"Subsidyscope presents government data and summary statistics on federal spending and subsidies in the nonprofit sector. Our work is organized by type of spending on subsidies, such as direct expenditures, risk transfers and tax expenditures."This is HUGE - for policymakers (a group that is very busy thinking about the regulations of the sector, both nonprofit and philanthropic); to donors; to activists; to social businesses; to B corporations, L3Cs, and every single entrepreneur I've spoken to (and there have been 8 in the last 4 days here in NYC) who is trying to choose what corporate form (nonprofit, commercial, B corp) to pursue for their enterprise; for taxpayers; and for the public. In other words, this matters.

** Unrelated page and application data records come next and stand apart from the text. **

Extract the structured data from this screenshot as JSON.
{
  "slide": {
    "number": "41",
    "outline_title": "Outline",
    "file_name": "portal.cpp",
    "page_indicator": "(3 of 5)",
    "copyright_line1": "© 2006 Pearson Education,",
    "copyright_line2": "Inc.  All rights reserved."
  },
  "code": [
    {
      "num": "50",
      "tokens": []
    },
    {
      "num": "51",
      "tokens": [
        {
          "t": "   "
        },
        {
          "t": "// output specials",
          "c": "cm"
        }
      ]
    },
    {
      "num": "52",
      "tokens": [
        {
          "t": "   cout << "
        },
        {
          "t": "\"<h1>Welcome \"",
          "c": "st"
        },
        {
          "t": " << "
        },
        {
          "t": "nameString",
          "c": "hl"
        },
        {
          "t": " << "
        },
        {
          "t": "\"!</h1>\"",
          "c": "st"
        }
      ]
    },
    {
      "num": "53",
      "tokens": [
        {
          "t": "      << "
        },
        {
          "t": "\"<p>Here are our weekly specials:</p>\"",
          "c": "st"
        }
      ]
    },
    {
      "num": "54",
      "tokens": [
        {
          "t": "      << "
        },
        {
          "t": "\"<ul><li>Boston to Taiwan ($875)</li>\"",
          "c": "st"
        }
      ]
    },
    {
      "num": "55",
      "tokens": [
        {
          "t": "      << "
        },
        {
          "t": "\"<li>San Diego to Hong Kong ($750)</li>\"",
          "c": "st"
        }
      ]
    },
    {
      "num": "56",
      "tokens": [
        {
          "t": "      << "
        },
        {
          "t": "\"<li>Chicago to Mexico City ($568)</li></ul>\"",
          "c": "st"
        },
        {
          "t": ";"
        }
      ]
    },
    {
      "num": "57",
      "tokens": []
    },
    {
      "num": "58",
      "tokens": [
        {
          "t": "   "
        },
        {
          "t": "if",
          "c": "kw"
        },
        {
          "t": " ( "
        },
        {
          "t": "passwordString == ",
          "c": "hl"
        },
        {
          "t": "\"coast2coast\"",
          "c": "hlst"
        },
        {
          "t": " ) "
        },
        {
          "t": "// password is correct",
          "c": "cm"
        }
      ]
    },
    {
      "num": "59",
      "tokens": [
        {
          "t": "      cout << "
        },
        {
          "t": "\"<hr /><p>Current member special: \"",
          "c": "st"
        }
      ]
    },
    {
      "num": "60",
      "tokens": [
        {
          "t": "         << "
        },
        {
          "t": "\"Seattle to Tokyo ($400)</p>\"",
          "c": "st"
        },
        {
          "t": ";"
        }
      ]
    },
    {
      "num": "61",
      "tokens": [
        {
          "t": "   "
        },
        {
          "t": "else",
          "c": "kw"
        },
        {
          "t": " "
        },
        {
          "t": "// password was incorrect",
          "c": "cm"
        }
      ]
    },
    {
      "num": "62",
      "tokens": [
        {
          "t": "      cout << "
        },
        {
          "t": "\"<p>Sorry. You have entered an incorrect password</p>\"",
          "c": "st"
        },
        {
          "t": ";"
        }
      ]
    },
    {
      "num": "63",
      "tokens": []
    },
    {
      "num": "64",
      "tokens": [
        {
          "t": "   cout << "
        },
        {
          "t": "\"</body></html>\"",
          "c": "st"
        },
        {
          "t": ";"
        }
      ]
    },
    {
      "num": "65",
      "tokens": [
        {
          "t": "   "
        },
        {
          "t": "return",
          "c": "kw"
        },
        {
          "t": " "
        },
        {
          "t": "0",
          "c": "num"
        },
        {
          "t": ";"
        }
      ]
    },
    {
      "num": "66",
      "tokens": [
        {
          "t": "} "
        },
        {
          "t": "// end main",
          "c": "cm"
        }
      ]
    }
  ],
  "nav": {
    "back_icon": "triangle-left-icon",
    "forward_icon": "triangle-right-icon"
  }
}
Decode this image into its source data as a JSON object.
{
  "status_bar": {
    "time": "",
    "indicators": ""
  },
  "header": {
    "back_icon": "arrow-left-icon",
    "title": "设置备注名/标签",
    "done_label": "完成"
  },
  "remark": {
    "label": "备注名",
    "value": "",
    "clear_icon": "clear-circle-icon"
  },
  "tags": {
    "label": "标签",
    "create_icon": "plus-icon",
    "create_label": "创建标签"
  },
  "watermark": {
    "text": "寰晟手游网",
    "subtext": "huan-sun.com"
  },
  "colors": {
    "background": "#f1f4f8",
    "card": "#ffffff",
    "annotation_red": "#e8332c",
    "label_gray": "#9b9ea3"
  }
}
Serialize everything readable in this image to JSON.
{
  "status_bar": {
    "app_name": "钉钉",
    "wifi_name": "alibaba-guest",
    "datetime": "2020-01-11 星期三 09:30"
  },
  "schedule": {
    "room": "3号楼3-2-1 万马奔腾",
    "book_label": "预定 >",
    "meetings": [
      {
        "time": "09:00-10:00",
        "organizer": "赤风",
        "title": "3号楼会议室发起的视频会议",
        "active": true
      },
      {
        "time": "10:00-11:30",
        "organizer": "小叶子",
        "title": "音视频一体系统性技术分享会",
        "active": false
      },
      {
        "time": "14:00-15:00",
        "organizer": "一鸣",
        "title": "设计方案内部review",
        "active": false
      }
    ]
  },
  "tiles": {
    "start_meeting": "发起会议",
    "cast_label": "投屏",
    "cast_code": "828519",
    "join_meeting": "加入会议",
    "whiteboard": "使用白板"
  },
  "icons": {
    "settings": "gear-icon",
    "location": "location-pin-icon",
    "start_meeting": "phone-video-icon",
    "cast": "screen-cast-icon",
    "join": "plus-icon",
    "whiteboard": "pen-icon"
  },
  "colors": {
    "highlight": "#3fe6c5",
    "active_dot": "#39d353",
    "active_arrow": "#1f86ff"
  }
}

Pew collected and is making public data on subsidies to the nonprofit sector as part of their larger effort to share information about public subsidies in several walks of life. Are the data perfect? No. Is the system for using it perfect? No. Is it an incredibly important experiment and first step? Absolutely. As I wrote in Blueprint for Philanthropy and Social Innovation: 2010 this kind of data analysis, done in and for the public, is key to understanding how we produce, finance, and distribute social goods. It is one source of data that is changing the "infostructure" of how we give and think about giving. It offers a baseline look that will prove invaluable to advocates for a robust nonprofit sector, advocates for new forms of commercial enterprise devoted to public good, and for scholars.
I can't wait to dive in.